Our therapy dog Twm and his owner, Sarah Disney, head home after visiting people in Carmarthenshire, Wales. Twm supports people who may be facing loneliness due to bereavement, illness or a stay in hospital. (Photo: British Red Cross)

Myanmar

Two volunteer health workers in Myanmar share a joke.

Two volunteer health workers, who are also good friends, share a joke as they relax after giving a health education demonstration in their village. They are part of a programme supported by the British Red Cross to improve access to health care in 73 villages. (Photo: Mandy George / IFRC)

Fiji

Aid worker Isara Iose Skype calls his wife and two-year-old son.

Isara Iose makes a Skype call to his wife Mau and two-year-old son Tau back in Samoa. Isara has been working in Fijian villages ravaged by Tropical Cyclone Winston. He has been supervising the building of new communal and household toilets. (Photo: Navinesh Kumar / IFRC)

Philippines

Red Cross volunteer Helbert leads a warm up before a Zumba class in the Philippines

Red Cross volunteer Helbert warms up the crowd before a Zumba class, one of the activities the Philippine Red Cross health team in Cebu organise. Aside from the fun and social spirit these sessions bring, community health volunteers measure the blood pressure of local residents every three months to check on individual progress. (Photo: Cheryl Ravelo Gagalac / IFRC)

Japan

Student volunteers in Japan, enjoy a bit of fun after spending the day learning about becoming nurses in a Japanese Red Cross hospital.

Student volunteers in Japan, enjoy a bit of fun after spending the day learning about becoming nurses in a Japanese Red Cross hospital. (Photo: Japanese Red Cross Society) 

Columbia

Red Cross workers in Noanamá, west Columbia, look at a document by torchlight.

Red Cross workers in Noanamá, west Columbia. The village is only accessible by boat and is hours away from the nearest town. Armed conflict has affected the country for more than 50 years, and more than 8 million people live in inaccessible areas like Noanamá. Very few humanitarian organisations are able to get access to these communities. (Photo: Juan Arredondo/Getty/ICRC)

Play your part

Chief executive Mike Adamson said: “You don’t have to volunteer in a warzone to make a difference. You can be a humanitarian hero in your own community.

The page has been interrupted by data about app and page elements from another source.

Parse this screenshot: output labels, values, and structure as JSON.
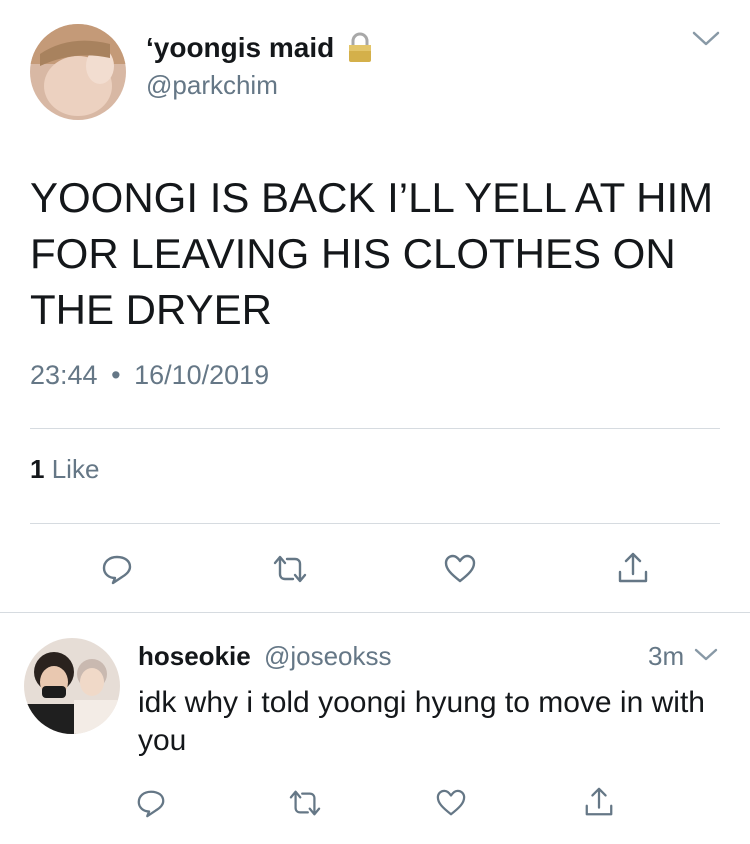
{
  "main_tweet": {
    "display_name": "‘yoongis maid",
    "handle": "@parkchim",
    "text": "YOONGI IS BACK I’LL YELL AT HIM FOR LEAVING HIS CLOTHES ON THE DRYER",
    "time": "23:44",
    "separator": "•",
    "date": "16/10/2019",
    "likes_count": "1",
    "likes_label": "Like",
    "icons": [
      "lock-icon",
      "chevron-down-icon",
      "reply-icon",
      "retweet-icon",
      "heart-icon",
      "share-icon"
    ]
  },
  "reply_tweet": {
    "display_name": "hoseokie",
    "handle": "@joseokss",
    "age": "3m",
    "text": "idk why i told yoongi hyung to move in with you",
    "icons": [
      "chevron-down-icon",
      "reply-icon",
      "retweet-icon",
      "heart-icon",
      "share-icon"
    ]
  },
  "colors": {
    "text": "#14171a",
    "muted": "#657786",
    "divider": "#d6dbe0",
    "lock": "#c9a227"
  }
}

“Imagine if all of us committed to learning just a few first aid skills to help others, for example. And in a time when some may seek to encourage tensions between communities, we can all make the effort to encourage tolerance and inclusion.

“Let’s work together to do everything we can to help those most in need, whether they are across the globe or around the corner.”